Happy New Year from my table to yours! (Clockwise from front: Mark, Howard, Laury, Cass)

Happy New Year from my table to yours!
(Clockwise from front: Mark, Howard, Laury, Cass)

At the center of the menu, we featured this week’s recipe for French Fridays with Dorie, Simplest Breton Fish Soup accompanied by my 2014 favorite, No-Knead Bread, and a beet, walnut, and Gorgonzola salad prepared by Laury.

Because this is a brothy soup, I tried my hand at making homemade fish stock. I went to Whole Foods where I’ve seen them filleting fish at the fish counter to see if I could buy some bones. It turns out that they stock the freezer case with bags of fish heads and bones for just 99¢ a pound. I bought the 5-pound frame of a red snapper and made a double batch of stock. Once you’ve procured the bones, making fish stock is a snap. You sauté aromatic vegetables in some butter, then add the fish bones and water and simmer for just 20 minutes. Strain the solids out of the pot and you now have several quarts of gently pure fish flavor. The bones really add substance to the stock because, once chilled, it’s a big gelatinous blob. Fortunately it melts back to liquid as soon as it heats up.

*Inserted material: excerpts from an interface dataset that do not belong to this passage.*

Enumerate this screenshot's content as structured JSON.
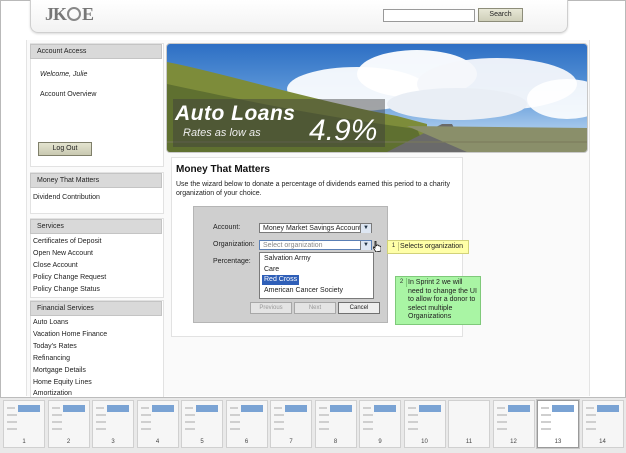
{
  "header": {
    "logo_text": "JK",
    "logo_tail": "E",
    "search_placeholder": "",
    "search_button": "Search"
  },
  "sidebar": {
    "account_access": {
      "title": "Account Access",
      "welcome": "Welcome, Julie",
      "overview": "Account Overview",
      "logout": "Log Out"
    },
    "money_matters": {
      "title": "Money That Matters",
      "items": [
        "Dividend Contribution"
      ]
    },
    "services": {
      "title": "Services",
      "items": [
        "Certificates of Deposit",
        "Open New Account",
        "Close Account",
        "Policy Change Request",
        "Policy Change Status"
      ]
    },
    "financial": {
      "title": "Financial Services",
      "items": [
        "Auto Loans",
        "Vacation Home Finance",
        "Today's Rates",
        "Refinancing",
        "Mortgage Details",
        "Home Equity Lines",
        "Amortization"
      ]
    }
  },
  "banner": {
    "line1": "Auto Loans",
    "line2": "Rates as low as",
    "rate": "4.9%"
  },
  "main": {
    "title": "Money That Matters",
    "description": "Use the wizard below to donate a percentage of dividends earned this period to a charity organization of your choice.",
    "wizard": {
      "account_label": "Account:",
      "account_value": "Money Market Savings Account",
      "org_label": "Organization:",
      "org_placeholder": "Select organization",
      "percentage_label": "Percentage:",
      "options": [
        "Salvation Army",
        "Care",
        "Red Cross",
        "American Cancer Society"
      ],
      "highlighted_index": 2,
      "buttons": {
        "previous": "Previous",
        "next": "Next",
        "cancel": "Cancel"
      }
    }
  },
  "annotations": [
    {
      "num": "1",
      "text": "Selects organization"
    },
    {
      "num": "2",
      "text": "In Sprint 2 we will need to change the UI to allow for a donor to select multiple Organizations"
    }
  ],
  "thumbnails": {
    "labels": [
      "1",
      "2",
      "3",
      "4",
      "5",
      "6",
      "7",
      "8",
      "9",
      "10",
      "11",
      "12",
      "13",
      "14"
    ],
    "active": "13"
  },
  "colors": {
    "annotation_yellow": "#ffffa8",
    "annotation_green": "#a9f5a4",
    "highlight": "#2f5fb8"
  }
}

Fish Stock in Progress

Fish Stock in Progress

The fish soup itself starts with more aromatic vegetables, including leeks, shallots, onions, celery, and garlic, diced up and sautéed in butter. The stock is added and simmers for a few minutes before adding sliced potatoes. I also threw in a few thickly sliced carrots for extra color. Once the potatoes are partially cooked, bite-sized chunks of fish area added. I used mostly cod with a little oily bluefish for some variety. At the very end, mussels are simmered until they open up.

Fish Soup in Progress

I was confused by the recipe description which called for serving the fish, mussels and potatoes on a plate, served with the vinaigrette, with the broth in a separate bowl. I just ladled the soup in bowls, no separating of ingredients. I passed the vinaigrette around the table, and everyone tried it, but I think we preferred the soup without it. I’ve saved the leftover vinaigrette to use on salad.

My only quibble with the recipe is that the potatoes did NOT cook in time given in the recipe. I didn’t realize they would still be so firm when the fish finished cooking. I cooked everything a little longer, but, the fish ended up falling apart so it was more flaky than chunky and the potatoes were still firm. Next time, I will cook the potatoes separately until they are almost done and add them to the pot at the same time as the fish to allow them to absorb some of the flavors.

This simplest fish soup makes a wonderful meal. Everyone enjoyed it. It works well for company, but it’s easy enough (especially now that I’ve stashed extra fish stock in the freezer) to make on a weeknight. The leftovers are still fine a few days later. I do recommend removing the mussel meat from the shells and discarding the shells before storing.

Our New Year’s Eve dinner ended on a sweet note with Howard’s signature dessert, Pots de Crème. The rich chocolate pudding was just the right touch. I also brought out some leftover holiday treats, Karen’s Cracker Candy and Kathy’s Sea Salt Caramel Biscotti (made by Cass), so friends from both near and far ended up sharing our table as we welcomed the new year.

To read about my Dorista friends’ fish soups, check out their links here. You can find the recipe in Dorie Greenspan’s book Around My French Table or on-line at Google books.

It’s hard to believe that in just a few more months, we’ll have finished cooking all the recipes in Around My French Table. What a wonderful journey it’s been. I know that many of the friendships I’ve formed over the past several years will be lasting ones. In the upcoming months, we’ll be figuring out another project to keep us cooking together beyond the end of this book.

I wish you all a Happy, Healthy, and Delicious New Year!